In each instance, the Segals got to know the artist first and then continued the relationship. This supported the artist and helped the Segals build a better art collection.
“We first met Stephen Eichhorn when he allowed us to do a photo shoot at his home for Unison,” Segal recalls. “We really hit it off and were so struck by the beauty of his work but, at the time, could only afford a small piece.”
Years later, just after moving into their current home in Winnetka, Segal saw a J.Crew catalog prominently featuring Eichhorn’s latest works, “I said, ‘Robert! We have to buy these right away!’” Segal recalls, laughing. “I just didn’t want them to end up in J.Crew headquarters or something.”
The Segals not only bought the two Eichhorn intricate cut-paper collage works, which are now mounted in the dining room, “but we had him bring all of his work to the house and were thrilled to find perfect places for many of the pieces.”
The same thing happened with works from Katie Loomis. “We first found Katie when she was a student at the Art Institute of Chicago and her work was displayed at Lula Café,” says Segal. “Both Robert and I felt that her work was so relaxing and meditative. So, just as we did with Stephen, we invited her to bring all of her work to the house. Five of her pieces were perfect for the living room and foyer.”
Does Segal have any advice for others who are starting to collect art for their homes?
“The work really has to touch you,” Segal offers. “You have to love the scale of the piece, and the colors and have an appreciation for or the desire to learn about how it was made. I say that because works of art are not just compositions, they are alive with the thoughts and process of the person who made them.”
She continues, “Maintaining a connection to the artist also allows you to grow your collection as the artist creates new works. Here in Chicago, there are so many amazing artists, and they’re not all showing in famous galleries or at the Art Institute. I support galleries, but I also think that some of the greatest new work can be found at student exhibitions where artists are at a creative peak but are still very affordable.”

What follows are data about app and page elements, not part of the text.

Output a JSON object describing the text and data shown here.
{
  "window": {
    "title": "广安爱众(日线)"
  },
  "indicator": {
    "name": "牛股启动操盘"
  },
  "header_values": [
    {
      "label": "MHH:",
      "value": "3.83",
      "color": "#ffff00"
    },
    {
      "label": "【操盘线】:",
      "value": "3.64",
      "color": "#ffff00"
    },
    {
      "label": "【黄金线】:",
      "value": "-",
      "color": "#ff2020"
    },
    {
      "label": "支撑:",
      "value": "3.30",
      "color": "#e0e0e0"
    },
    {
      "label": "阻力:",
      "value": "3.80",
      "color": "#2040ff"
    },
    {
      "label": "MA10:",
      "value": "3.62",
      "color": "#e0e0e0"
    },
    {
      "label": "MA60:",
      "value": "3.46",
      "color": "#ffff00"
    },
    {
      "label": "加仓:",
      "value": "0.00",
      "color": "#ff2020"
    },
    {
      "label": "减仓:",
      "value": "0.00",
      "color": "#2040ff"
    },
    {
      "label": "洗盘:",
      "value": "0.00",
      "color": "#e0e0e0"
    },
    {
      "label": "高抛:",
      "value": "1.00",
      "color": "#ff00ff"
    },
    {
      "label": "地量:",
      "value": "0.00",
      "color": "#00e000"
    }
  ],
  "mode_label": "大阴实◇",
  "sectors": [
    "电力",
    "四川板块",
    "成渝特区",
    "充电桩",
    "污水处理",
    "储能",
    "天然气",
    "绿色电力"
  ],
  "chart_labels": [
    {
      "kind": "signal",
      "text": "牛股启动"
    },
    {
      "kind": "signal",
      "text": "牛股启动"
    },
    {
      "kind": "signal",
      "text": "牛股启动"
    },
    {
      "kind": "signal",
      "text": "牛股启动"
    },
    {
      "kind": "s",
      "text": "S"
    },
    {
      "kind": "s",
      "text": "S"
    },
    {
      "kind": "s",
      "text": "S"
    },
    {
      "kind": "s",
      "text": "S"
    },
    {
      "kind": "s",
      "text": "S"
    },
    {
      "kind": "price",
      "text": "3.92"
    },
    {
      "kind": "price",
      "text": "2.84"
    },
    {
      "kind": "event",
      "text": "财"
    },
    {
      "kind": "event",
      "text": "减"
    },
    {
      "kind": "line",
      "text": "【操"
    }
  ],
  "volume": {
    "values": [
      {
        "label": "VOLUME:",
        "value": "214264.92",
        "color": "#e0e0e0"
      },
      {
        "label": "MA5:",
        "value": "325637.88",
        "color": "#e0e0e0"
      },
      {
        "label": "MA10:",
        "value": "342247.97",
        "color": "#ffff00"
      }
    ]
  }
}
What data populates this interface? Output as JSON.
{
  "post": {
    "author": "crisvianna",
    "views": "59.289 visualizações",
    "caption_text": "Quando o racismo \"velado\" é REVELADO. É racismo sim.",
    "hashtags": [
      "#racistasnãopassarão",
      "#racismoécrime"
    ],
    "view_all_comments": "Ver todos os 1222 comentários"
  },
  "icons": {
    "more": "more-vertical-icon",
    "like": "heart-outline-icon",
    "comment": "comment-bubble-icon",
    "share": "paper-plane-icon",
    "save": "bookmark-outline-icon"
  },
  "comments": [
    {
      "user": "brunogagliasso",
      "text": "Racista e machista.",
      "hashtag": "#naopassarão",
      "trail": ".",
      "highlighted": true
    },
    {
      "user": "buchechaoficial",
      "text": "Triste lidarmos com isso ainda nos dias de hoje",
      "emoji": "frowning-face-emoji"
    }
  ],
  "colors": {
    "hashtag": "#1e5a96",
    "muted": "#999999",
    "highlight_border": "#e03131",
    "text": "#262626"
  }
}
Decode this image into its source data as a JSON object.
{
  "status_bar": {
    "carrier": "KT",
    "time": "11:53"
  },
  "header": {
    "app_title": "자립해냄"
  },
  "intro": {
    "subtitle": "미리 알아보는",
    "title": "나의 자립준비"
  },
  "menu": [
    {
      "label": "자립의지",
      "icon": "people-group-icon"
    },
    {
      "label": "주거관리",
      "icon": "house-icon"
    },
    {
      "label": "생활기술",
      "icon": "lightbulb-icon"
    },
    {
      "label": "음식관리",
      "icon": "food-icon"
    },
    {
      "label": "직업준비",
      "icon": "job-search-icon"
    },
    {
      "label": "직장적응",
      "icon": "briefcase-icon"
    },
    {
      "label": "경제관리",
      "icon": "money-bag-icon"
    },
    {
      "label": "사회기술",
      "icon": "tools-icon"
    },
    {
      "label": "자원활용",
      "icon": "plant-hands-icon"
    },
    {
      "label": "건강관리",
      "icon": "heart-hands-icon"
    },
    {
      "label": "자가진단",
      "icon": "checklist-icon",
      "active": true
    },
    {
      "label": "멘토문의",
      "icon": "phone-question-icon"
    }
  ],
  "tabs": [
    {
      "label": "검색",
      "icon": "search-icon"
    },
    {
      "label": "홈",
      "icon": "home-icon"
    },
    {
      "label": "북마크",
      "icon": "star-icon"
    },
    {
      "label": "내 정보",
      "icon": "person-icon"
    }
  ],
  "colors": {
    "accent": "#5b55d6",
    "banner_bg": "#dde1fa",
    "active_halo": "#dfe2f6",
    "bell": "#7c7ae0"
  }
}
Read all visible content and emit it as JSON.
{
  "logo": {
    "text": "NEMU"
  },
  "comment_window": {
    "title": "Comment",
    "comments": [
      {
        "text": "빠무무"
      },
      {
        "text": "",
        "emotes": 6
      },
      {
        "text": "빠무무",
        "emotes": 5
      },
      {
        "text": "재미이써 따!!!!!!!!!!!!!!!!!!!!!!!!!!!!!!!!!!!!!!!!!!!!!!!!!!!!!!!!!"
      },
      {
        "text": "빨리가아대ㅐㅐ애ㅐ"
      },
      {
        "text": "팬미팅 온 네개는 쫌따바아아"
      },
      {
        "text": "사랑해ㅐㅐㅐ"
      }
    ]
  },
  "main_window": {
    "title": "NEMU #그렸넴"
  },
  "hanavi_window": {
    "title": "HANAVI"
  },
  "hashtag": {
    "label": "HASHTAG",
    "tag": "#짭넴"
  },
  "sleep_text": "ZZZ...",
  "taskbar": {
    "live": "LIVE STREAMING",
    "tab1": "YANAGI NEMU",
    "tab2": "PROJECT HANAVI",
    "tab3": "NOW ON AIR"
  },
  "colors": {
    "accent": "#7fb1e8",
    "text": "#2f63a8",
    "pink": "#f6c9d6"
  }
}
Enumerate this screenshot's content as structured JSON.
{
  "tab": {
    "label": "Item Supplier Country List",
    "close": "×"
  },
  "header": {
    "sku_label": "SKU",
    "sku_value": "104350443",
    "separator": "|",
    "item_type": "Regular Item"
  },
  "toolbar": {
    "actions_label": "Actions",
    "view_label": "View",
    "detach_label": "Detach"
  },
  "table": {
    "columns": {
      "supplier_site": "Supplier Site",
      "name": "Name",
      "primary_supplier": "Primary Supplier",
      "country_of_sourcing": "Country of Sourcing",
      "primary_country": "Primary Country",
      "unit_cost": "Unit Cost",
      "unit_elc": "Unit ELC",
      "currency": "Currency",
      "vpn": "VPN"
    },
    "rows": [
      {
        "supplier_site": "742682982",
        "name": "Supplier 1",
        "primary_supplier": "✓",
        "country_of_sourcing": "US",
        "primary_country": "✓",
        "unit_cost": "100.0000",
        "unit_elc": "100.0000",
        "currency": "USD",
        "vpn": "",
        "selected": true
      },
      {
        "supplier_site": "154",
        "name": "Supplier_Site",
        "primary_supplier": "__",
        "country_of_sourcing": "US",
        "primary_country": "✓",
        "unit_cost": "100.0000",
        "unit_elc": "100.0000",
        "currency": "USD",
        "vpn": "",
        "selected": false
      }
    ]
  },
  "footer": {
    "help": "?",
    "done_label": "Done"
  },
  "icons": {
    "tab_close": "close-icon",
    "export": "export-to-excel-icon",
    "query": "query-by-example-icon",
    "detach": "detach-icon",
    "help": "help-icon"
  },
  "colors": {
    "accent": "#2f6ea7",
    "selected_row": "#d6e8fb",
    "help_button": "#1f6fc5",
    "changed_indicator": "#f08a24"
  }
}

The Segals’ approach to building their home art collection is echoed in their support of artists at Unison. In celebration of its 15th year in 2021, Unison collaborated with many of its artist partners to create limited edition products. They also were chosen by famed British designer Aaron Probyn as the exclusive U.S. retailer for his debut collection of home goods.
For more information about Unison, visit unisonhome.com.